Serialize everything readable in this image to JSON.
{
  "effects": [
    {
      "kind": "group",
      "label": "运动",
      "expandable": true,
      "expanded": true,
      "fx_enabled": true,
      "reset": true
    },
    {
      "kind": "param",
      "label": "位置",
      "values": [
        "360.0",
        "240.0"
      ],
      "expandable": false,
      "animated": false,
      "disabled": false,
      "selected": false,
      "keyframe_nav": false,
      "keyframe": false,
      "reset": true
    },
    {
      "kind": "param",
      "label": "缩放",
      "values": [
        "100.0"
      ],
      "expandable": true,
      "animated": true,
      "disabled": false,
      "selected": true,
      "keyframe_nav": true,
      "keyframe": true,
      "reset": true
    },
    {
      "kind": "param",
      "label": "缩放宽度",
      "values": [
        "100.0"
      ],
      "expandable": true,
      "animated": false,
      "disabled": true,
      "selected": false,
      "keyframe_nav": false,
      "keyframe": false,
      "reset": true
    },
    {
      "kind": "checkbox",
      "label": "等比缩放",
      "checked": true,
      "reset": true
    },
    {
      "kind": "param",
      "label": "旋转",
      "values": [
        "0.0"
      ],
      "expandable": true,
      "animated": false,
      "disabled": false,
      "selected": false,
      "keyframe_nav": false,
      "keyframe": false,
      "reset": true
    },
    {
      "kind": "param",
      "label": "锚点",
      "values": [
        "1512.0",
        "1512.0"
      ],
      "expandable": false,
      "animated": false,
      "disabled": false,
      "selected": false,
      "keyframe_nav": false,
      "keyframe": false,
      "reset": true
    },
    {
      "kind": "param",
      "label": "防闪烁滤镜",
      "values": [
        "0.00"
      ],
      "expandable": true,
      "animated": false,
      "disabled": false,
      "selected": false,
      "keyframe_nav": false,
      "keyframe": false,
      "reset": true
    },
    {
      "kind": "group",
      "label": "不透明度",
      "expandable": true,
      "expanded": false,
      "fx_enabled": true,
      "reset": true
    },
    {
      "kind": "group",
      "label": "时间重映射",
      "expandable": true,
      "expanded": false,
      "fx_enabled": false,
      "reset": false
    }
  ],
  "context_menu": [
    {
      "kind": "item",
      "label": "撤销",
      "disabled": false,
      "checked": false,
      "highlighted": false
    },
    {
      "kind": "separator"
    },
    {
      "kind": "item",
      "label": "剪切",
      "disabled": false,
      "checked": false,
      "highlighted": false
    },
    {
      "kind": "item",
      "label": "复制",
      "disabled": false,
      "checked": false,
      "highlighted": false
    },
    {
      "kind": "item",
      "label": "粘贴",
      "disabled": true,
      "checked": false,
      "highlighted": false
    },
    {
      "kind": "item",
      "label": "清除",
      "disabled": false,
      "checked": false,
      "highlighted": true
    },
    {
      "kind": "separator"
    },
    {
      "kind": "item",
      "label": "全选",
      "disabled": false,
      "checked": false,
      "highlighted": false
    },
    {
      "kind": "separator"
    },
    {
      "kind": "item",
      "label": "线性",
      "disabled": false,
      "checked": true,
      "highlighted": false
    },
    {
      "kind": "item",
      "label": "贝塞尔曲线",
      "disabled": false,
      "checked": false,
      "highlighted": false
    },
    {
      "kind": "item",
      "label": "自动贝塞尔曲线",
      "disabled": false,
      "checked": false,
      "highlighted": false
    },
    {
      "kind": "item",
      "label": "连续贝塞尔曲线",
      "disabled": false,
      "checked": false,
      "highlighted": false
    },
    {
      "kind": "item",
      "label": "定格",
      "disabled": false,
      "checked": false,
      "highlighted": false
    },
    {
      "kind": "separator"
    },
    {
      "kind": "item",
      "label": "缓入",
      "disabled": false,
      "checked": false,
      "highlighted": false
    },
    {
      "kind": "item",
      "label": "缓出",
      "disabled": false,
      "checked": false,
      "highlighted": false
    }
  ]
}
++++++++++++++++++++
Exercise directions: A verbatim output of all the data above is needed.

Exercise solution:
Serialize everything readable in this image to JSON.
{
  "effects": [
    {
      "kind": "group",
      "label": "运动",
      "expandable": true,
      "expanded": true,
      "fx_enabled": true,
      "reset": true
    },
    {
      "kind": "param",
      "label": "位置",
      "values": [
        "360.0",
        "240.0"
      ],
      "expandable": false,
      "animated": false,
      "disabled": false,
      "selected": false,
      "keyframe_nav": false,
      "keyframe": false,
      "reset": true
    },
    {
      "kind": "param",
      "label": "缩放",
      "values": [
        "100.0"
      ],
      "expandable": true,
      "animated": true,
      "disabled": false,
      "selected": true,
      "keyframe_nav": true,
      "keyframe": true,
      "reset": true
    },
    {
      "kind": "param",
      "label": "缩放宽度",
      "values": [
        "100.0"
      ],
      "expandable": true,
      "animated": false,
      "disabled": true,
      "selected": false,
      "keyframe_nav": false,
      "keyframe": false,
      "reset": true
    },
    {
      "kind": "checkbox",
      "label": "等比缩放",
      "checked": true,
      "reset": true
    },
    {
      "kind": "param",
      "label": "旋转",
      "values": [
        "0.0"
      ],
      "expandable": true,
      "animated": false,
      "disabled": false,
      "selected": false,
      "keyframe_nav": false,
      "keyframe": false,
      "reset": true
    },
    {
      "kind": "param",
      "label": "锚点",
      "values": [
        "1512.0",
        "1512.0"
      ],
      "expandable": false,
      "animated": false,
      "disabled": false,
      "selected": false,
      "keyframe_nav": false,
      "keyframe": false,
      "reset": true
    },
    {
      "kind": "param",
      "label": "防闪烁滤镜",
      "values": [
        "0.00"
      ],
      "expandable": true,
      "animated": false,
      "disabled": false,
      "selected": false,
      "keyframe_nav": false,
      "keyframe": false,
      "reset": true
    },
    {
      "kind": "group",
      "label": "不透明度",
      "expandable": true,
      "expanded": false,
      "fx_enabled": true,
      "reset": true
    },
    {
      "kind": "group",
      "label": "时间重映射",
      "expandable": true,
      "expanded": false,
      "fx_enabled": false,
      "reset": false
    }
  ],
  "context_menu": [
    {
      "kind": "item",
      "label": "撤销",
      "disabled": false,
      "checked": false,
      "highlighted": false
    },
    {
      "kind": "separator"
    },
    {
      "kind": "item",
      "label": "剪切",
      "disabled": false,
      "checked": false,
      "highlighted": false
    },
    {
      "kind": "item",
      "label": "复制",
      "disabled": false,
      "checked": false,
      "highlighted": false
    },
    {
      "kind": "item",
      "label": "粘贴",
      "disabled": true,
      "checked": false,
      "highlighted": false
    },
    {
      "kind": "item",
      "label": "清除",
      "disabled": false,
      "checked": false,
      "highlighted": true
    },
    {
      "kind": "separator"
    },
    {
      "kind": "item",
      "label": "全选",
      "disabled": false,
      "checked": false,
      "highlighted": false
    },
    {
      "kind": "separator"
    },
    {
      "kind": "item",
      "label": "线性",
      "disabled": false,
      "checked": true,
      "highlighted": false
    },
    {
      "kind": "item",
      "label": "贝塞尔曲线",
      "disabled": false,
      "checked": false,
      "highlighted": false
    },
    {
      "kind": "item",
      "label": "自动贝塞尔曲线",
      "disabled": false,
      "checked": false,
      "highlighted": false
    },
    {
      "kind": "item",
      "label": "连续贝塞尔曲线",
      "disabled": false,
      "checked": false,
      "highlighted": false
    },
    {
      "kind": "item",
      "label": "定格",
      "disabled": false,
      "checked": false,
      "highlighted": false
    },
    {
      "kind": "separator"
    },
    {
      "kind": "item",
      "label": "缓入",
      "disabled": false,
      "checked": false,
      "highlighted": false
    },
    {
      "kind": "item",
      "label": "缓出",
      "disabled": false,
      "checked": false,
      "highlighted": false
    }
  ]
}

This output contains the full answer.